But there is also this. He died of a heart attack at age 46. He wasn’t feeling right, was going to go to the emergency room at the urging of the family members he was with, but wanted to shower first. He collapsed in the shower and died. Numb in my grief for a while, it’s only lately that I’ve noticed I am feeling the effects in the way I deal with my own health – in short, I’m afraid more. Of every pang and pain and shortness of breath.
I don’t want to sound like I have a death wish, but I am acutely aware of death now. If I had to list the things about it that scare me, Ebola wouldn’t make the top 10 or even 20. I’m still coming to grips with high blood pressure, so the word “stroke” keeps coming up. As are most people I know, I’m surrounded by instances of cancer that range from minor scares to death. I don’t typically sit up nights thinking about any of this, but seeing how others are reacting to the Ebola outbreak is bringing so many of my thoughts about dying to the forefront.
Insights and observations are swirling. I’ve released so much of my need to control. I’m a little more paranoid about my aches and pains. I’m more determined than ever to see more, do more, chill more, appreciate more. When I see someone walking with a cane I give them a wide berth because I know what it’s like to have one and hope that no one accidentally jostles me. When I sit next to an elderly man at a diner counter and strike up a conversation, I engage rather than get nervous when he shares that his wife died three weeks before.
I am a more present, more empathetic person because of 2012. I also emerged from that year with an intense curiosity about what happens to us when we die and in 2013 I went on a bit of a bender, reading and attending lectures and watching a whole lot of The Long Island Medium. I devoured bestselling books Proof of Heaven and Heaven Is For Real. I went to St. John the Divine in Manhattan to hear Dr. Eben Alexander talk about the former book and then weeks later back to that sacred landmark to see Irish mystic Lorna Byrne.
Since Hurricane Sandy I walk across the street once a week on a weekday for 12:10 mass even though I haven’t identified as Catholic since 2002 and consider my spirituality more of a hybrid. I can connect to spirit anywhere – church, temple, mosque, mountain, waterfront, sitting on the subway.
I never got that column in O Magazine. What I did get was a clear message – Attention, Nancy, we all die.
Recently I met a man in a casual setting and we struck up a conversation that quickly went from small talk to a deeper place. We talked about the NFL and values, family and death. At one point he showed me a guardian angel coin hanging from his key chain.
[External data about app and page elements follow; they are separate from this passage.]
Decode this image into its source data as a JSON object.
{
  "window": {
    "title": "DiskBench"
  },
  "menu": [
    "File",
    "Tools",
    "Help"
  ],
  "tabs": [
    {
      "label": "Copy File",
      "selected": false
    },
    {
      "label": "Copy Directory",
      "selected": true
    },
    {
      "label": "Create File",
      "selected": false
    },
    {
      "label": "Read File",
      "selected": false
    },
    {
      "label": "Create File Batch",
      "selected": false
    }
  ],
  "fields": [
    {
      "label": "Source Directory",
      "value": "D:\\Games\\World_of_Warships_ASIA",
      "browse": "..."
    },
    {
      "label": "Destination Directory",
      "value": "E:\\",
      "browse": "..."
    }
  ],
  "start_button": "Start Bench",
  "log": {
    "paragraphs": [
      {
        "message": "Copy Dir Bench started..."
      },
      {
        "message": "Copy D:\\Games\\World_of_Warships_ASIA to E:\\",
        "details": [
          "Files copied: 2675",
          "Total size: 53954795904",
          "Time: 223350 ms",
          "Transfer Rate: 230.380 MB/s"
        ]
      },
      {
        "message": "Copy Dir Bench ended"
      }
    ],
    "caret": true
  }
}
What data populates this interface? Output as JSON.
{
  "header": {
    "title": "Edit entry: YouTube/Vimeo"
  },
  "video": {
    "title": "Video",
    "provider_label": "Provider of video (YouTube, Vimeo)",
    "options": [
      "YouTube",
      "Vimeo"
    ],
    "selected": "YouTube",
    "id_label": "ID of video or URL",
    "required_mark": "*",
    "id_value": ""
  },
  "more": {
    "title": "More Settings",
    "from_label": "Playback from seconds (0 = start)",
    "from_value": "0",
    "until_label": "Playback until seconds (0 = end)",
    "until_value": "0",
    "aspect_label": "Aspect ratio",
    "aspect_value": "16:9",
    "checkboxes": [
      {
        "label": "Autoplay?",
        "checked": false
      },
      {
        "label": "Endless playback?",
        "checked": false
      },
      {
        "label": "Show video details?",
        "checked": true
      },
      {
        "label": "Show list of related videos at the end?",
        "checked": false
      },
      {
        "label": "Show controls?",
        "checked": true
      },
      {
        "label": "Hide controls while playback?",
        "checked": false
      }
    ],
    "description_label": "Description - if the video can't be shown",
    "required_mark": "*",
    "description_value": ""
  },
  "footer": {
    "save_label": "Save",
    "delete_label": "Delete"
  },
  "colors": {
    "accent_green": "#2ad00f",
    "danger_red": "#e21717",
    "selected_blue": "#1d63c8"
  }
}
That’s where I am now, connecting with people who openly wonder what it all means and where we might go next. I like that so much.
Ebola is either going to get me or it’s not. In the meantime, I don’t have time to think about it. I have some living to do.